(App and web page records)
- Opening Delimiter -

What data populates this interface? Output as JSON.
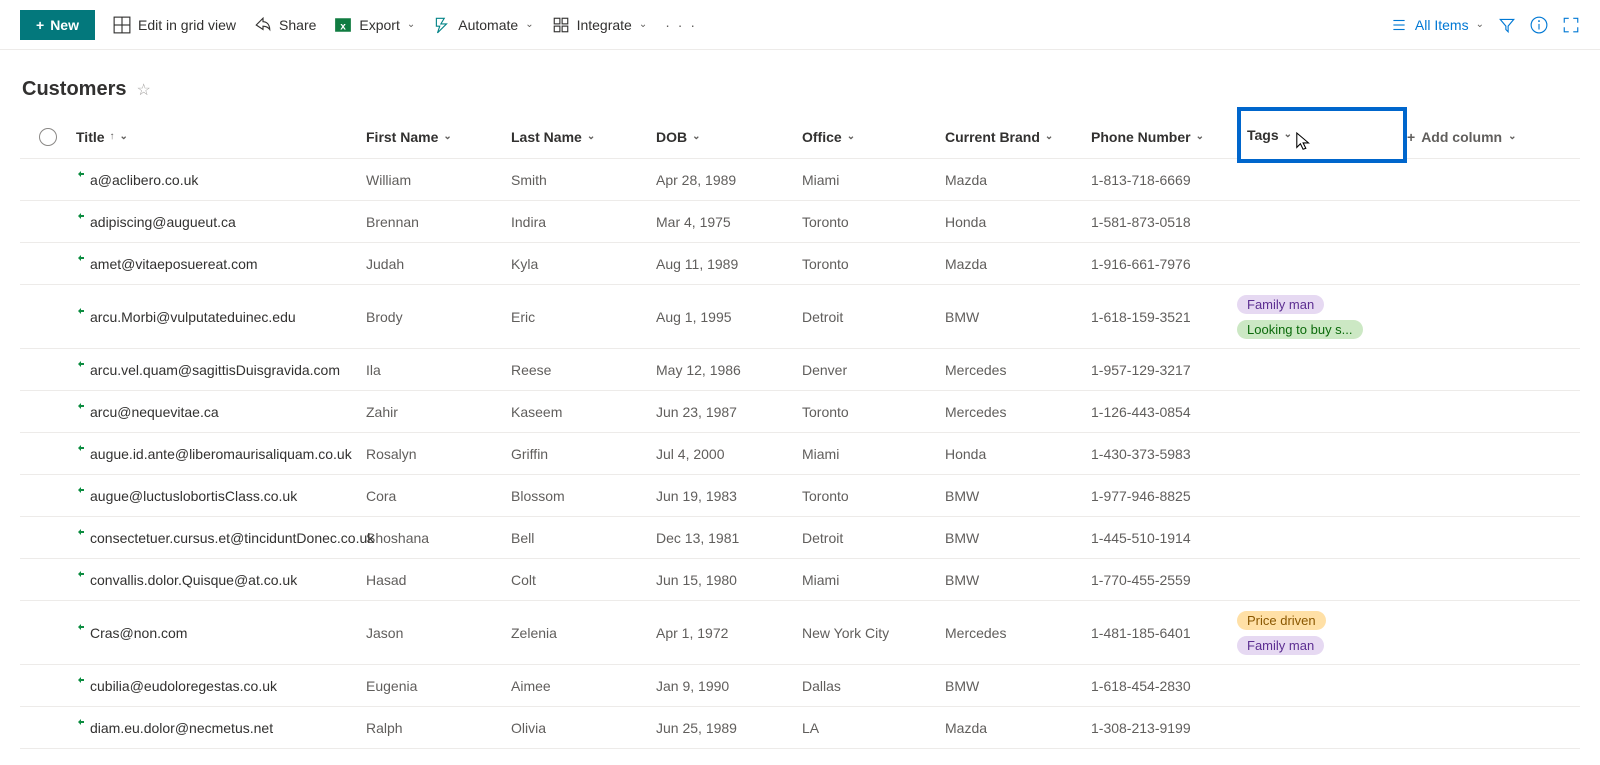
{
  "toolbar": {
    "new_label": "New",
    "edit_grid": "Edit in grid view",
    "share": "Share",
    "export": "Export",
    "automate": "Automate",
    "integrate": "Integrate",
    "all_items": "All Items"
  },
  "list": {
    "title": "Customers"
  },
  "columns": {
    "title": "Title",
    "first_name": "First Name",
    "last_name": "Last Name",
    "dob": "DOB",
    "office": "Office",
    "brand": "Current Brand",
    "phone": "Phone Number",
    "tags": "Tags",
    "add": "Add column"
  },
  "rows": [
    {
      "title": "a@aclibero.co.uk",
      "first": "William",
      "last": "Smith",
      "dob": "Apr 28, 1989",
      "office": "Miami",
      "brand": "Mazda",
      "phone": "1-813-718-6669",
      "tags": []
    },
    {
      "title": "adipiscing@augueut.ca",
      "first": "Brennan",
      "last": "Indira",
      "dob": "Mar 4, 1975",
      "office": "Toronto",
      "brand": "Honda",
      "phone": "1-581-873-0518",
      "tags": []
    },
    {
      "title": "amet@vitaeposuereat.com",
      "first": "Judah",
      "last": "Kyla",
      "dob": "Aug 11, 1989",
      "office": "Toronto",
      "brand": "Mazda",
      "phone": "1-916-661-7976",
      "tags": []
    },
    {
      "title": "arcu.Morbi@vulputateduinec.edu",
      "first": "Brody",
      "last": "Eric",
      "dob": "Aug 1, 1995",
      "office": "Detroit",
      "brand": "BMW",
      "phone": "1-618-159-3521",
      "tags": [
        {
          "text": "Family man",
          "c": "purple"
        },
        {
          "text": "Looking to buy s...",
          "c": "green"
        }
      ]
    },
    {
      "title": "arcu.vel.quam@sagittisDuisgravida.com",
      "first": "Ila",
      "last": "Reese",
      "dob": "May 12, 1986",
      "office": "Denver",
      "brand": "Mercedes",
      "phone": "1-957-129-3217",
      "tags": []
    },
    {
      "title": "arcu@nequevitae.ca",
      "first": "Zahir",
      "last": "Kaseem",
      "dob": "Jun 23, 1987",
      "office": "Toronto",
      "brand": "Mercedes",
      "phone": "1-126-443-0854",
      "tags": []
    },
    {
      "title": "augue.id.ante@liberomaurisaliquam.co.uk",
      "first": "Rosalyn",
      "last": "Griffin",
      "dob": "Jul 4, 2000",
      "office": "Miami",
      "brand": "Honda",
      "phone": "1-430-373-5983",
      "tags": []
    },
    {
      "title": "augue@luctuslobortisClass.co.uk",
      "first": "Cora",
      "last": "Blossom",
      "dob": "Jun 19, 1983",
      "office": "Toronto",
      "brand": "BMW",
      "phone": "1-977-946-8825",
      "tags": []
    },
    {
      "title": "consectetuer.cursus.et@tinciduntDonec.co.uk",
      "first": "Shoshana",
      "last": "Bell",
      "dob": "Dec 13, 1981",
      "office": "Detroit",
      "brand": "BMW",
      "phone": "1-445-510-1914",
      "tags": []
    },
    {
      "title": "convallis.dolor.Quisque@at.co.uk",
      "first": "Hasad",
      "last": "Colt",
      "dob": "Jun 15, 1980",
      "office": "Miami",
      "brand": "BMW",
      "phone": "1-770-455-2559",
      "tags": []
    },
    {
      "title": "Cras@non.com",
      "first": "Jason",
      "last": "Zelenia",
      "dob": "Apr 1, 1972",
      "office": "New York City",
      "brand": "Mercedes",
      "phone": "1-481-185-6401",
      "tags": [
        {
          "text": "Price driven",
          "c": "orange"
        },
        {
          "text": "Family man",
          "c": "purple"
        }
      ]
    },
    {
      "title": "cubilia@eudoloregestas.co.uk",
      "first": "Eugenia",
      "last": "Aimee",
      "dob": "Jan 9, 1990",
      "office": "Dallas",
      "brand": "BMW",
      "phone": "1-618-454-2830",
      "tags": []
    },
    {
      "title": "diam.eu.dolor@necmetus.net",
      "first": "Ralph",
      "last": "Olivia",
      "dob": "Jun 25, 1989",
      "office": "LA",
      "brand": "Mazda",
      "phone": "1-308-213-9199",
      "tags": []
    }
  ]
}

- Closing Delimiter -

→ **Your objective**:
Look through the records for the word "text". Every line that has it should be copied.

→ **Response**:
          "text": "Family man",
          "text": "Looking to buy s...",
          "text": "Price driven",
          "text": "Family man",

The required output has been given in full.